» Assigned task: Anywhere the string "JSON" shows up in the listing below, copy the line it is in.

» Records to use:
◇ ◇ ◇
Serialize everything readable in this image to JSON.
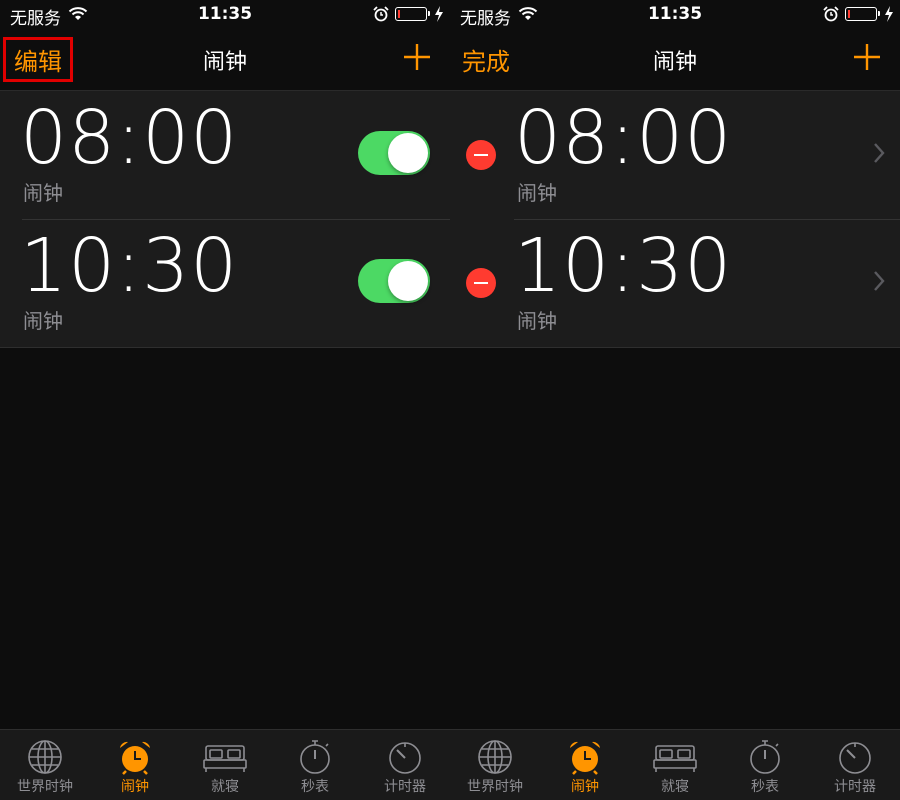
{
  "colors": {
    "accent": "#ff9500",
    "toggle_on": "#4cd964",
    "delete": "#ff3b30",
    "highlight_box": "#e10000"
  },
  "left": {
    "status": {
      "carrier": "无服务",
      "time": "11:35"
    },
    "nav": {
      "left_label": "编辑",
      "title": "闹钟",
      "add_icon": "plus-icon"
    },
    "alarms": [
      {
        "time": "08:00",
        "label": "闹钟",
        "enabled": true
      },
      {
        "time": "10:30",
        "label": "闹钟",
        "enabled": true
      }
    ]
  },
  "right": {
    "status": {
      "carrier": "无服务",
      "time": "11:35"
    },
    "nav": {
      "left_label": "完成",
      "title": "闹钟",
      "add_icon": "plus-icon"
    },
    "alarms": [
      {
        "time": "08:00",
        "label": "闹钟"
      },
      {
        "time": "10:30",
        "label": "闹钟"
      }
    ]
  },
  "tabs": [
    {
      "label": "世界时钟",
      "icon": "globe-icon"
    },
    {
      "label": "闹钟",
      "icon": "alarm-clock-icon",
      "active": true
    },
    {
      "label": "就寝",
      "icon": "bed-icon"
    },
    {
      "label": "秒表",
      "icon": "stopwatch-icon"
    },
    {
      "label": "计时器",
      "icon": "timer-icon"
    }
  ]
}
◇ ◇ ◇
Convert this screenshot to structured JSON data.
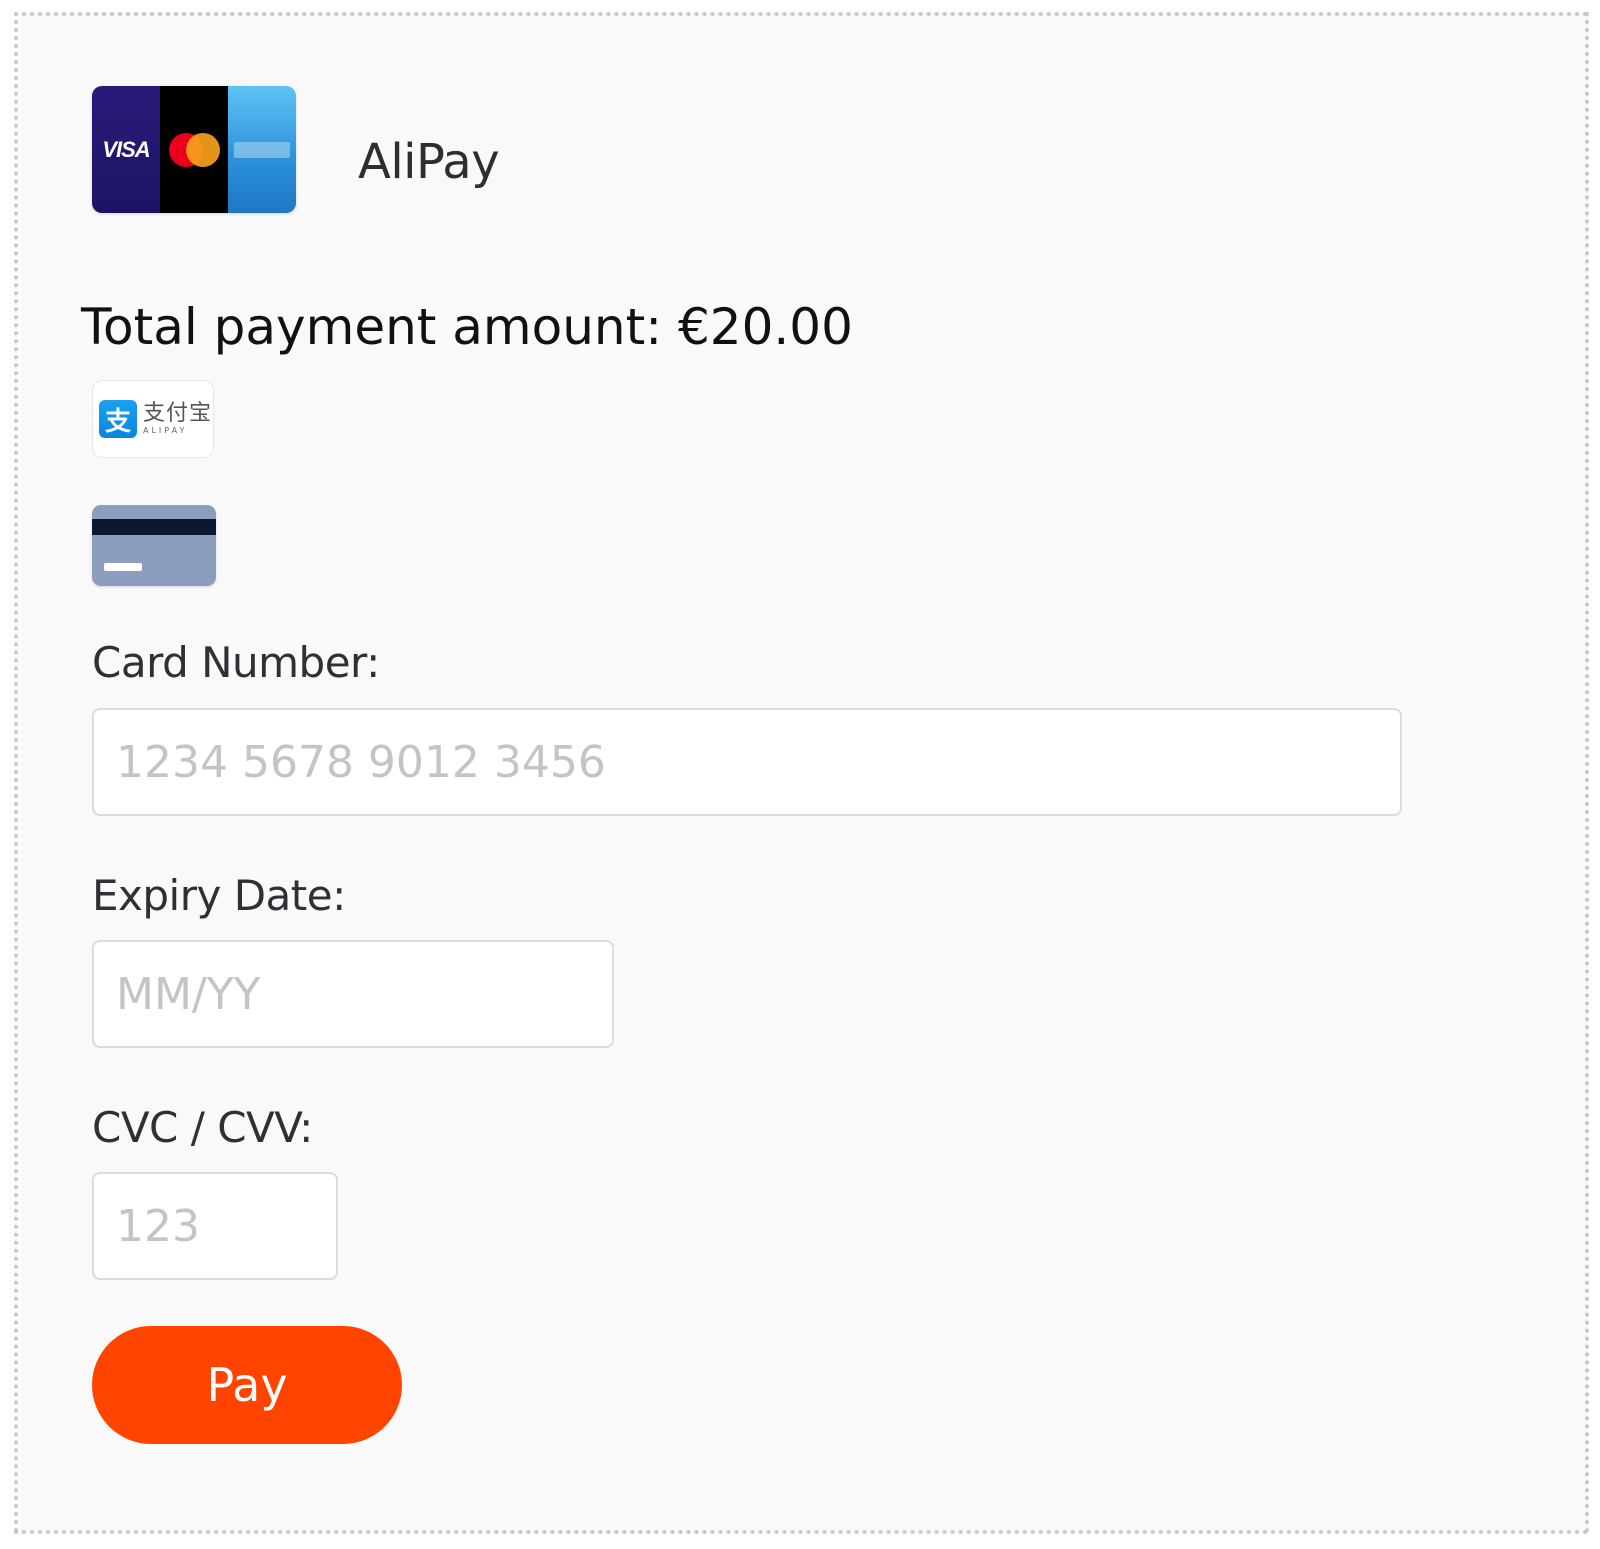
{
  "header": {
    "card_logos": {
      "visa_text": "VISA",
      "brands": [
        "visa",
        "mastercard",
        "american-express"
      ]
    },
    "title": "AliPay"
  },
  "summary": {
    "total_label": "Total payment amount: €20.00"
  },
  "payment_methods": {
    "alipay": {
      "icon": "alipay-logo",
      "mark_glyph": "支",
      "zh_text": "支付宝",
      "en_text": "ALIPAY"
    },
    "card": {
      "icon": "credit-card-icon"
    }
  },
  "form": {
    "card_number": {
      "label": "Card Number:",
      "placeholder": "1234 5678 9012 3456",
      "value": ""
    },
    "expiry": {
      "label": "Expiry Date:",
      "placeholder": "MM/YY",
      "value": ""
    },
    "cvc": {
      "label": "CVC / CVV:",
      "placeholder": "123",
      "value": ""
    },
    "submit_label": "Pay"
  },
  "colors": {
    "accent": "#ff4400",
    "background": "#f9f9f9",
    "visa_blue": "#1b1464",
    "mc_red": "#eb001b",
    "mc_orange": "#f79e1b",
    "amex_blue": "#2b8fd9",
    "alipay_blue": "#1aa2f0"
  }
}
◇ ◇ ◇
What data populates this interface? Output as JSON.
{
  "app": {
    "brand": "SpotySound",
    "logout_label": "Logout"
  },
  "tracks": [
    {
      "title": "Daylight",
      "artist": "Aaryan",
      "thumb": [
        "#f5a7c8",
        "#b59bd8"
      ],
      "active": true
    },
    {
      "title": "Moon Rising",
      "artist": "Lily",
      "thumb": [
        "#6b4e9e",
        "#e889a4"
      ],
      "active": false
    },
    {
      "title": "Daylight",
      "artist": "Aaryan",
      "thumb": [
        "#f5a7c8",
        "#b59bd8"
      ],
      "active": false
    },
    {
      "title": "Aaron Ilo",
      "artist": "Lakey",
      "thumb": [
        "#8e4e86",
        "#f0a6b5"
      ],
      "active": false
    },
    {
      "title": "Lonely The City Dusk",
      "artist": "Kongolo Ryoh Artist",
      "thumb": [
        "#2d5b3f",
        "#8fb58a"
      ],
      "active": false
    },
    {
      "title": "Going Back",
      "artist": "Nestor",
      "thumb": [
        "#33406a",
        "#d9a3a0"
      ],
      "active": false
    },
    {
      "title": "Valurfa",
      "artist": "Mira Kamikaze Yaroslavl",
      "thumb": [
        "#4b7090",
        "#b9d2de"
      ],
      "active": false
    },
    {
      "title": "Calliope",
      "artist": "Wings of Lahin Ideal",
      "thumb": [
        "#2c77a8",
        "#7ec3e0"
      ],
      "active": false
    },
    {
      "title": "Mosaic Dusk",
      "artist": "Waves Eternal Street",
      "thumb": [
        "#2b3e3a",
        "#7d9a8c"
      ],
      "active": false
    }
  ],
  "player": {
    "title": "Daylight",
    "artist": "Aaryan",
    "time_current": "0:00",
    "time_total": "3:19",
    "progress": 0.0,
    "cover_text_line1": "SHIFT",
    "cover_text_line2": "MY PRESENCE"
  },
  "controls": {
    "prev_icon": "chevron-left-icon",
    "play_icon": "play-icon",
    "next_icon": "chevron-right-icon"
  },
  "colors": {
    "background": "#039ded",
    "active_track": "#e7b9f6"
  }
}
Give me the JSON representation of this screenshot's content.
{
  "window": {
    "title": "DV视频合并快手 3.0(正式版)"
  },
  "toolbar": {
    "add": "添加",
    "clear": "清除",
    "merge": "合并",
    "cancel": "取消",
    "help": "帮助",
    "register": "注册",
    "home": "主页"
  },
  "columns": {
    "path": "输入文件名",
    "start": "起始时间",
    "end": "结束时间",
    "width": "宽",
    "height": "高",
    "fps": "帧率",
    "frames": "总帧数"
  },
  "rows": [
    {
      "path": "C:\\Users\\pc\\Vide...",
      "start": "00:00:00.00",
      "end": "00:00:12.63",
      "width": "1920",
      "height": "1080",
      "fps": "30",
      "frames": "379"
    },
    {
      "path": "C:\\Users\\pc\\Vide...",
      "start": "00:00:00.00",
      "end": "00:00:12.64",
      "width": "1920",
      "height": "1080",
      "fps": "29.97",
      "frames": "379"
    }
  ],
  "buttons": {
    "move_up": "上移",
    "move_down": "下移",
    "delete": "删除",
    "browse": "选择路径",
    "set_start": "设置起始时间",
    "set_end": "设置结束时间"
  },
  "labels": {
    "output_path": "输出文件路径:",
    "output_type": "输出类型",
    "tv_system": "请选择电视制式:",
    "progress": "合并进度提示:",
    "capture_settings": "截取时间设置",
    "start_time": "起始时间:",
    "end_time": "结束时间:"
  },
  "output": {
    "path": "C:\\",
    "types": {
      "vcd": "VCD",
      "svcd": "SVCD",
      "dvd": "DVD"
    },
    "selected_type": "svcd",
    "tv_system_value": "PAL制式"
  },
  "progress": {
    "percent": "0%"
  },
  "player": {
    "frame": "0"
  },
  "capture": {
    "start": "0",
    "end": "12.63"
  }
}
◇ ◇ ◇
» Answer:
Serialize everything readable in this image to JSON.
Convert this screenshot to structured JSON data.
What data populates this interface? Output as JSON.
Give me the JSON representation of this screenshot's content.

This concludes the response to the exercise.